Are all memories lost for someone with dementia? The art of Reminiscing.
Memory loss is one of the hallmark symptoms but early on it is newly learned information that is most affected, this is where reminiscing comes in. As the illness progresses and damage to brain cells continues, it will become more difficult to access past memories.
But until that time there is a wonderful window of opportunity for families and their loved ones to reminisce about their earlier life.
Alzheimer’s and memories
Alzheimer’s, a form of dementia, affects memory, thinking and behavior. As a progressive illness, its symptoms will eventually seriously impact daily life. But the following signs are often apparent with early memory loss:
- Takes longer to recall information
- No longer able to create new memories
- Slow or unable to access information when needed
- Quickly forgets conversations and details
- Struggles to remember the right words, names of people or objects
- Begins losing items due to inability to recall their location
- Not able to recognize familiar surroundings
Reminiscing while the memories are still present
Since not all memories are immediately affected when someone has Alzheimer’s, the person can often still access their experiences from an earlier time through reminiscing. This is why the individual may not remember a conversation from 20 minutes earlier but can recall details from 20 years ago.
By encouraging them to share their memories and reminisce from the past, you can help create one of the most pleasurable and gratifying activities for both the family and the individual.
It’s truly a gift to give your loved one the chance to be an active participant in a conversation and not as someone on the sidelines who may struggle to contribute or to remember.
Creating meaningful moments
Each individual’s response can be different and you’ll need to find what may work best for your loved one. If you’re not sure where to start, here are a few suggestions to help your family reminisce:
- Bring up a story of your own
Sharing a story from your past may help trigger one of their memories. Recalling your favorite teacher or the first time you swam in the ocean may spark a similar recollection.
- Use helpful props

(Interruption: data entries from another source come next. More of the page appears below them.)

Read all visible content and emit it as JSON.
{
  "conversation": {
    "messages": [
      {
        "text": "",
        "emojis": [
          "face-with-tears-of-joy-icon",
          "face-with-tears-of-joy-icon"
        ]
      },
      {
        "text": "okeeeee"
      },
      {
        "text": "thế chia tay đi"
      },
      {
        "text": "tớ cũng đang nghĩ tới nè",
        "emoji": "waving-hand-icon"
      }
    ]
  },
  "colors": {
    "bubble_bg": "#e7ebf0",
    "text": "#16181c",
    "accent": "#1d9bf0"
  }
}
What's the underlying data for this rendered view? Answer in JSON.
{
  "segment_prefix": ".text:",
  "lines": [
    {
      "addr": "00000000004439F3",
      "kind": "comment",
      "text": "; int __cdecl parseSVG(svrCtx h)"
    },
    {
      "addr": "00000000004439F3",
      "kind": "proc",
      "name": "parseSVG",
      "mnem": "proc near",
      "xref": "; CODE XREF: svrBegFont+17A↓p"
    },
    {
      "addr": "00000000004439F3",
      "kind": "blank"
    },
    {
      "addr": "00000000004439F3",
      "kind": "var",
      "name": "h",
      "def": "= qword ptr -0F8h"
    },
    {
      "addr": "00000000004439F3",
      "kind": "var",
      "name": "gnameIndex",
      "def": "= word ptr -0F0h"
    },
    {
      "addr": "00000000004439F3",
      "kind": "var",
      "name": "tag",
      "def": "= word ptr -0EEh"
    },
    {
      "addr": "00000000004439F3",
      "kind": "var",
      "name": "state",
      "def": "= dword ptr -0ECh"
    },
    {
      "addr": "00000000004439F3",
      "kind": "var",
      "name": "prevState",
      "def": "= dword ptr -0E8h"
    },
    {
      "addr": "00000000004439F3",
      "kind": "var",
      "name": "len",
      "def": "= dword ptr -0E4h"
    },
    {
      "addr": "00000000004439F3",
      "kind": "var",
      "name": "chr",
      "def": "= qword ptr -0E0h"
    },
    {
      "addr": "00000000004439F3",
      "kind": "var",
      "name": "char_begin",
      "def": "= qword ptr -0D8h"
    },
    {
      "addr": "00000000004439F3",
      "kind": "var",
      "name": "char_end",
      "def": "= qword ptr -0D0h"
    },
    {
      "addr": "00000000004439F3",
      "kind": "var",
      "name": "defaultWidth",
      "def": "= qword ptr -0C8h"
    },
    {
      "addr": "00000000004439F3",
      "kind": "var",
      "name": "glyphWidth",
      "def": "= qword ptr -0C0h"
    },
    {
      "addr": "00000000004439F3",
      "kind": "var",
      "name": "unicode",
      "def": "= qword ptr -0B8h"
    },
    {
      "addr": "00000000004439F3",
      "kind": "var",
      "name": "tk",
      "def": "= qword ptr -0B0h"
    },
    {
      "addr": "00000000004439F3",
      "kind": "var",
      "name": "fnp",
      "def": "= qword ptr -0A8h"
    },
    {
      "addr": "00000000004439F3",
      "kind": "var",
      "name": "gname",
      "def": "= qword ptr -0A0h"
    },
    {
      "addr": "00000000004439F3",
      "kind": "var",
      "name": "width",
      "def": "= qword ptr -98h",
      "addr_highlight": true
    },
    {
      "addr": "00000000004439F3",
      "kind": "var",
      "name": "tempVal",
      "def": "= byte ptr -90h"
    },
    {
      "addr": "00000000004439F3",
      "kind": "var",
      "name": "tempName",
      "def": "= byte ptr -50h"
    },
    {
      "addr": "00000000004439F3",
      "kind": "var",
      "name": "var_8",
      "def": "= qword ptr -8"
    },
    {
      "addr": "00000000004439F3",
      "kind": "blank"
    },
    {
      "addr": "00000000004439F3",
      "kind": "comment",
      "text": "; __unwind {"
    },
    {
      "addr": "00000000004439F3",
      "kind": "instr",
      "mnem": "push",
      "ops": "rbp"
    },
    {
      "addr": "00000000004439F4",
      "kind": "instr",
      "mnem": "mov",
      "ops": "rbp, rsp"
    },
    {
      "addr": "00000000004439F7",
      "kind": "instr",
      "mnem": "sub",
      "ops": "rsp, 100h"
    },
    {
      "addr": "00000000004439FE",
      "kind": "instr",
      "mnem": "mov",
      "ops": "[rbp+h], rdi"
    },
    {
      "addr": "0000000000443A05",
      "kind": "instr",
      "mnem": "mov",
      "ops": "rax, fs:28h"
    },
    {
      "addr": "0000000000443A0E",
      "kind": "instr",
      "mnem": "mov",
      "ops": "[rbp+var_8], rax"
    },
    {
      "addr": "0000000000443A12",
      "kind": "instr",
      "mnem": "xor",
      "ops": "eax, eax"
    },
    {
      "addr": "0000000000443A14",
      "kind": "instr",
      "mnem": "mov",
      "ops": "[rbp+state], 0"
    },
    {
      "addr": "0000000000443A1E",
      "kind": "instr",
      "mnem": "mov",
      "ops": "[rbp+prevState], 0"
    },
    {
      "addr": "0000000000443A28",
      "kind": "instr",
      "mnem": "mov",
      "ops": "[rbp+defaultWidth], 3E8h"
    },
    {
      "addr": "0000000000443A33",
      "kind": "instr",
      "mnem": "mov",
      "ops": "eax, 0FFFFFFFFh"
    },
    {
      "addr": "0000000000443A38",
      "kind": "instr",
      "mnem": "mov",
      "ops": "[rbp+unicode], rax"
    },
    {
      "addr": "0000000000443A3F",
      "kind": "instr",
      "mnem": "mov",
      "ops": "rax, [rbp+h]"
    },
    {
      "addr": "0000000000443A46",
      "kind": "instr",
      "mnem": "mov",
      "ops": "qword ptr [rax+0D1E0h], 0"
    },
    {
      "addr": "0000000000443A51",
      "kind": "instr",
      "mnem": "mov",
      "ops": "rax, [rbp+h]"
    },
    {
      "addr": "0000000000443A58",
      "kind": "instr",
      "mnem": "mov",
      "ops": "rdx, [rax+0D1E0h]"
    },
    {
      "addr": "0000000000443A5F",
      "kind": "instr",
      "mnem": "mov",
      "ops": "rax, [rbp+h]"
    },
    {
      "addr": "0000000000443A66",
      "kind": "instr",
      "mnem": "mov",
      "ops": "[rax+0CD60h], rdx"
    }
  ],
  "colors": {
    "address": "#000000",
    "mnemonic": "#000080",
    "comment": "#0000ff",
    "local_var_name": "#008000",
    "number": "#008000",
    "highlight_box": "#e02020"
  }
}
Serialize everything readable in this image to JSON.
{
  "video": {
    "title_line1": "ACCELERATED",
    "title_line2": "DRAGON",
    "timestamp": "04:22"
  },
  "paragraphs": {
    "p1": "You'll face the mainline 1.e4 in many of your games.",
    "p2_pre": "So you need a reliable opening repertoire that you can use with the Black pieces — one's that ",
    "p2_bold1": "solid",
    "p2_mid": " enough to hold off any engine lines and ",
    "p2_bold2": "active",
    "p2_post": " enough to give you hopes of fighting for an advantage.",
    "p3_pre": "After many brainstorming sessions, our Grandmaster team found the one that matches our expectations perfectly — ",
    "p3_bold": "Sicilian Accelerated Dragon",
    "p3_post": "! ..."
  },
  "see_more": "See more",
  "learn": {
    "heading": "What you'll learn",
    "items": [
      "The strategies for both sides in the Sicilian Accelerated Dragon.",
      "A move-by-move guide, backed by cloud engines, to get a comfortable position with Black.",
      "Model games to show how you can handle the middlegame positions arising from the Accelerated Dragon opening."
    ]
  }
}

Bringing in objects may also help trigger a memory. Look at old photos, listen to music or watch a video together. You can’t force a memory but sometimes you’ll be surprised at what surfaces.
- Visit their old neighborhood
Google Earth has made it possible to travel around the world without leaving home. Bring in a laptop and explore your loved one’s hometown, first school or the church where they were married.
- Create a memory box
Photos, postcards, old letters, toys or other artifacts from their life can help recall a memory. Put them in a box or create a scrapbook together. Talking about each object might lead to a wonderful story.
What not to do when reminiscing
- Don’t ask too many questions
Although this is how you would normally have a conversation and show interest, asking too many questions of someone with Alzheimer’s may cause anxiety.Questions that require detailed answers, such as how old they were in a certain picture or what the name of their school was can cause them embarrassment or frustration if they can’t remember.
- Don’t put them on the spot
Again, you’ll want to take your cues from them and their stories. Be a good listener and you may learn something about the person that you never knew before.You can share some of your similar experiences or provide positive support. But don’t make comments that make them feel pressured to remember a certain fact or feature.
- Don’t fill in the blank or become impatient
Allow them the extra time that may be needed to find the right word or expression they’re looking for.While they are trying to convey a memory, don’t rush to fill in with words they may be struggling to find unless you can tell it would be appreciated. The key is to create a pleasurable activity, not one that will make them feel anxious.
- Don’t forget to pay attention
If your loved one begins to show signs of becoming tired or agitated, you’ll want to stop reminiscing and come back another day. Look to their stamina or frustration levels.But if they’re still talking and the memories are flowing, keep listening for as long as you can. You will never forget how special those moments were.
Life at a Northbridge community
We understand the challenges of Alzheimer’s for both the individual and the family. But beyond the difficulties, we also see the potential and possibilities that can help improve quality of life and bring even simple pleasures to their days.
We also practice the gift of being a good listener. When a person with dementia retells a story several times, they may in fact be sharing a time in life when they felt the most fulfilled or happy.
People are often able to recall how they felt about an event or incident, even if they can’t express all the details. And memories can be triggered by listening to an old song or smelling a fragrance from many years ago.
One example of this is our Signature Program, Cooking Up Memories for our residents in memory care. We know that certain activities, such as singing, dancing or baking can help recollect those wonderful feelings of an earlier time. Our program is designed to bring back the powerful senses of smell and taste and help them recall the pleasures of the past.
If your loved one is no longer safe at home or if the needed level of care is exceeding what can be provided, we invite you to contact us to discuss possible care choices. We are here to answer your questions.
Our associates are specially trained in the best practices of Alzheimer’s and dementia care. Families are assured that their loved ones are supported 24/7 to live their best lives, with our programs, activities, healthy meals and social opportunities.
We’re here to answer any of your questions about our senior living communities. If your loved one is living with Alzheimer’s or another form of dementia, we also invite you to download our complimentary guide, Just the Facts: Your Guide to Memory Care.